[Start of Attachment]
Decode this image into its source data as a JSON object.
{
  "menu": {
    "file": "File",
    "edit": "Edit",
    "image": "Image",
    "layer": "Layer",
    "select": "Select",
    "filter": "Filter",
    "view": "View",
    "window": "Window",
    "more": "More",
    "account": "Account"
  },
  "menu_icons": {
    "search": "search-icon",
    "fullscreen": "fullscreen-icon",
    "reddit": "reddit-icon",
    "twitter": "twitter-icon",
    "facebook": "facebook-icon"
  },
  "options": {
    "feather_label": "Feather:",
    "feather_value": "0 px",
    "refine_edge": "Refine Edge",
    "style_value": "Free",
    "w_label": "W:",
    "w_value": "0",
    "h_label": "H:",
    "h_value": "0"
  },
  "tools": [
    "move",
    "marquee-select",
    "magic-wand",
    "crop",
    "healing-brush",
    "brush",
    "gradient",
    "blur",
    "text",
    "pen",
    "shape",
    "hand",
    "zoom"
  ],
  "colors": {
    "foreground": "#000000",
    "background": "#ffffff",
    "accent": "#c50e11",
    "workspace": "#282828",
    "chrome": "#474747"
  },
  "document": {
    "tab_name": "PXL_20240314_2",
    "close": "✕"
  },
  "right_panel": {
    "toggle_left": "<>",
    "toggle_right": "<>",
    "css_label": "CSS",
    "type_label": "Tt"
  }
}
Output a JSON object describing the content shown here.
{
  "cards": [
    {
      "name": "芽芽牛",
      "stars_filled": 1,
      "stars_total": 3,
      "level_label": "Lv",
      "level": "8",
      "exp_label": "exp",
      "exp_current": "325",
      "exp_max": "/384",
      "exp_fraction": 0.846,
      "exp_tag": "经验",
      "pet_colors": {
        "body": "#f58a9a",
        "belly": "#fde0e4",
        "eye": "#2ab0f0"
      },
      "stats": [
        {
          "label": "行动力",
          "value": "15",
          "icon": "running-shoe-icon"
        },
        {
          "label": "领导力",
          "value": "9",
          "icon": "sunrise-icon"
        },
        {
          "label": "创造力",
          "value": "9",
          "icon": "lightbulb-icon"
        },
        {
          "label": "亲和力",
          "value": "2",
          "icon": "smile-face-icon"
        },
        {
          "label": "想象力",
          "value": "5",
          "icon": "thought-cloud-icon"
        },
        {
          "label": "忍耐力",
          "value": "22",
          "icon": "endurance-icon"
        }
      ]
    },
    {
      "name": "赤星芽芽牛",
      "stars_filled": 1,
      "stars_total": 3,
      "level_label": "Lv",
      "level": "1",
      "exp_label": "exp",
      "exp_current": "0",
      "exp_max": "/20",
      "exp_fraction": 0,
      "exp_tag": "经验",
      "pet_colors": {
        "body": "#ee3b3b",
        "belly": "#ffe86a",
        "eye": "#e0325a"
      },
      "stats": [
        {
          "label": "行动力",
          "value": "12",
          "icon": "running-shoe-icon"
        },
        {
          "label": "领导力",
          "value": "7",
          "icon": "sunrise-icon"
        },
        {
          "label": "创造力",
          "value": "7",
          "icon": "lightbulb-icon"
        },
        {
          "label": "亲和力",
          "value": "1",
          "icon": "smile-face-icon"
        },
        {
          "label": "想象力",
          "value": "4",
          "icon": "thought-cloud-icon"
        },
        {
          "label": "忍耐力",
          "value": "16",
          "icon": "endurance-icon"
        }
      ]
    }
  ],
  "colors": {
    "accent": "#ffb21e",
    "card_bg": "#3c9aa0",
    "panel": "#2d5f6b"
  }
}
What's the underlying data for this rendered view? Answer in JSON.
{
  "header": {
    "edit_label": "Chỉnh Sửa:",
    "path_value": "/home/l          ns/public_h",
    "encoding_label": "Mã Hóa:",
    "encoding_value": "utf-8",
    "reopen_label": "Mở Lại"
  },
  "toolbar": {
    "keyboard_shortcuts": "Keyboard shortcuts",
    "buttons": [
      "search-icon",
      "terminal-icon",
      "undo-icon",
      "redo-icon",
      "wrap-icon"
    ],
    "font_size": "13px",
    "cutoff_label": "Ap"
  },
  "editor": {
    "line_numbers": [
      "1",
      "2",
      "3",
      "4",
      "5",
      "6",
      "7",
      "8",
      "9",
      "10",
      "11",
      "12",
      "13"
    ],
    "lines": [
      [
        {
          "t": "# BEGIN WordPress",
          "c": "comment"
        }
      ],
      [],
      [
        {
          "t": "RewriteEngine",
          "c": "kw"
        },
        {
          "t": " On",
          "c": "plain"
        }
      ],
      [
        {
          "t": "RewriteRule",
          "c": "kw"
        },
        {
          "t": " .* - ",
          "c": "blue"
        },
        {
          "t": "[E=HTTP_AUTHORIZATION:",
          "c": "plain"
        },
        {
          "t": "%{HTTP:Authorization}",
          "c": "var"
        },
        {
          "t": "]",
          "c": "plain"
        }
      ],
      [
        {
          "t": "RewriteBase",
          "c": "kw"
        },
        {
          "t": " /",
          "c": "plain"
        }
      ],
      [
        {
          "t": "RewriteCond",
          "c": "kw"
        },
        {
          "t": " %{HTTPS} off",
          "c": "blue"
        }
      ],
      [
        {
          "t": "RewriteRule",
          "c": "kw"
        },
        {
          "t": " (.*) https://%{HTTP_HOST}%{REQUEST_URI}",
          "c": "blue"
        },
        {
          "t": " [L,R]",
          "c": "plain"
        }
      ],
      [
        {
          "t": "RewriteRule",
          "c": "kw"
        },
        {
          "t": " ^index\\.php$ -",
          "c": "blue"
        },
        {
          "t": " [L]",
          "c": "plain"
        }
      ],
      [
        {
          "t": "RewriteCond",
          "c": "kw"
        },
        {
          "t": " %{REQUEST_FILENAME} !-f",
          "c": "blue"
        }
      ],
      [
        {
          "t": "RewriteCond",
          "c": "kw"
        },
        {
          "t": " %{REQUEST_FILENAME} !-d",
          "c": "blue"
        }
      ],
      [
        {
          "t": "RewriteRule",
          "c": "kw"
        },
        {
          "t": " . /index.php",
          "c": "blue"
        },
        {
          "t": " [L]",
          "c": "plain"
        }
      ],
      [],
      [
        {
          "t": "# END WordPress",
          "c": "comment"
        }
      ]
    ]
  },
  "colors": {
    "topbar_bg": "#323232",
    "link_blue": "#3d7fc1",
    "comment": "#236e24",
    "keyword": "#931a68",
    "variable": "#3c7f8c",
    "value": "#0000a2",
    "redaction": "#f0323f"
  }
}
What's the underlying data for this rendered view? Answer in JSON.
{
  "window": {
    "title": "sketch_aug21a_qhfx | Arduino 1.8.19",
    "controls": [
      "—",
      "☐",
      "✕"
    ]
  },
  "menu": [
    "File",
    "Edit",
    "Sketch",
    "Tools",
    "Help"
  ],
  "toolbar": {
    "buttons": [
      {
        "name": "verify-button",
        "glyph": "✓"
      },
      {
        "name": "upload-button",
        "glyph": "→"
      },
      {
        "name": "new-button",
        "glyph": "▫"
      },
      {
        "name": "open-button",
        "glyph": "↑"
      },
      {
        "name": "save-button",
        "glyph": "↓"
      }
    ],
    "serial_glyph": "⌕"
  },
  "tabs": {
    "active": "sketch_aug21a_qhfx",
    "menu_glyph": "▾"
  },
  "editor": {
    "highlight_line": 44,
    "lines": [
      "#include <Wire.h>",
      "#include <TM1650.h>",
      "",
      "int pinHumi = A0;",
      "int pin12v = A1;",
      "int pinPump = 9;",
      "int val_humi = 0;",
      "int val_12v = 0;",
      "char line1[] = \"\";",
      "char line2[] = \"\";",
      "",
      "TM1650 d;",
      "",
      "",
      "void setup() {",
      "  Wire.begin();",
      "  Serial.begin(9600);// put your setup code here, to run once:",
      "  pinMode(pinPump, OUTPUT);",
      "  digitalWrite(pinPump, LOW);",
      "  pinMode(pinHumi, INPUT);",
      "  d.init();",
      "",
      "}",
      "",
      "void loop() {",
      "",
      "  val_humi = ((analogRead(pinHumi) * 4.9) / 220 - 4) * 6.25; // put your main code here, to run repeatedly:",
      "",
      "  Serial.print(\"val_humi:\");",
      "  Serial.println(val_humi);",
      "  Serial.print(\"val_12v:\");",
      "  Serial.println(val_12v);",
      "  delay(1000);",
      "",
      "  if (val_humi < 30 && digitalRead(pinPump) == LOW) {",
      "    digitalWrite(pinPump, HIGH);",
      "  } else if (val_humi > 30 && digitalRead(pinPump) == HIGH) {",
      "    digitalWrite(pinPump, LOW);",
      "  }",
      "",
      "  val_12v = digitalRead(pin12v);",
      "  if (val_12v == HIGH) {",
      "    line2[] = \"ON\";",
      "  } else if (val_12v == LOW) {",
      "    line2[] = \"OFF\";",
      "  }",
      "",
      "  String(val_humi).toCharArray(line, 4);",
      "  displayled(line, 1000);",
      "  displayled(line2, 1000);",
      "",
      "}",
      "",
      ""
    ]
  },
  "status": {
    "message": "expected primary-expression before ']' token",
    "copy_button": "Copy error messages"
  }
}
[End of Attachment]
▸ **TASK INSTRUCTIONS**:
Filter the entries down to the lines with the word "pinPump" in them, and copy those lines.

▸ **PROBLEM SOLUTION**:
      "int pinPump = 9;",
      "  pinMode(pinPump, OUTPUT);",
      "  digitalWrite(pinPump, LOW);",
      "  if (val_humi < 30 && digitalRead(pinPump) == LOW) {",
      "    digitalWrite(pinPump, HIGH);",
      "  } else if (val_humi > 30 && digitalRead(pinPump) == HIGH) {",
      "    digitalWrite(pinPump, LOW);",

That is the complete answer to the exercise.